Start the job hunt in your final term. No excuses. It takes six months on average for the job hunt to conclude. Some organizations take months to hire a candidate, so start looking and applying ASAP. Many employers are willing to hire you before you officially get the degree, so long as it’s completed soon.
Apply early. Even though the deadline of an ad is a month away, submit an application a week after it’s opened. The earlier you apply, the better your position is in the slush pile; the fourth application is going to be more memorable than the fortieth one. This also shows initiative to a potential employer. Make sure your cover letter and resume have been customized to address the specific needs/requirements of the position; use their key words, express interest and knowledge about their organization.
If possible, be willing to apply for contract and part-time work. There’s always a possibility that you could get extended or your position is turned full-time/permanent. Consider applying outside of your geographical comforts. Also apply to alternative occupations within the field (i.e. other than libraries).
Even if you think you’re underqualified, apply anyway. The requirements on job ads are usually just an ideal for the organization.
Signup for listservs, as they usually send out job postings in their emails.
The following are jobsites that I’d recommend (this is not an exhaustive list):
While you’re practicing for your interviews, there are plenty of resources that can help you prepare. I personally recommend What Color is Your Parachute? and this Library Interview Question ‘Database.’
You will need to continuously stay in the loop about the developments in the field and learn new skills.

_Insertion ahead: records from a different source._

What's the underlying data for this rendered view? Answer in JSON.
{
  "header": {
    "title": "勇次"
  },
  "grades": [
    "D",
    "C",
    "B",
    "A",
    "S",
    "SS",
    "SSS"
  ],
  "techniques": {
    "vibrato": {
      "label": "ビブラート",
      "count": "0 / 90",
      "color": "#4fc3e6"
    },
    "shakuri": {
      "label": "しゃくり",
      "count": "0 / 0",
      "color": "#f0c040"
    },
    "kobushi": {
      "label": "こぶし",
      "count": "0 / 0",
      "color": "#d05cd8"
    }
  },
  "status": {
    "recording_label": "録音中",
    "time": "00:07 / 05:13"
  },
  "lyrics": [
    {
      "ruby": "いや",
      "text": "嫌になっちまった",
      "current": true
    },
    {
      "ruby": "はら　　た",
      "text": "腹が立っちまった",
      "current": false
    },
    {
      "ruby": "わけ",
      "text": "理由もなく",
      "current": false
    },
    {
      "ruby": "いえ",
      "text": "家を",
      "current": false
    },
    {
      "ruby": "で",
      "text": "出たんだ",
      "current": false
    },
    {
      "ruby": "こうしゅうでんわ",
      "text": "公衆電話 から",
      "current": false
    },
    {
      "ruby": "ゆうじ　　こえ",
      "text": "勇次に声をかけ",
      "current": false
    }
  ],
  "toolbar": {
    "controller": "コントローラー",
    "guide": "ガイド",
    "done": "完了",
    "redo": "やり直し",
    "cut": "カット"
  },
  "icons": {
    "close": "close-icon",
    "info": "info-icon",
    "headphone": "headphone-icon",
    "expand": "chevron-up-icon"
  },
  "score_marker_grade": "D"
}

Associations have various events that take place, including workshops and webinars. I recommend attending those events, if you can. Conferences are also a great way to stay up to date and develop professionally.
MOOCs are free online classes that can be a valuable resource for information professionals. I, personally, look forward to taking some technical classes offered by lynda.com. Other free sites I would recommend would be Codecademy, Open 2 Study and Open Culture.
The Partnership occasionally offers free webinars.
Overall, I enjoyed my experience at Western’s MLIS program. Entering the program pushed me to do a lot of new things that I hadn’t done before and forged friendships that will last a lifetime.
I hope that you, dear reader, have been informed about Western’s program and can make the appropriate choices to forge your own successful path through the information field.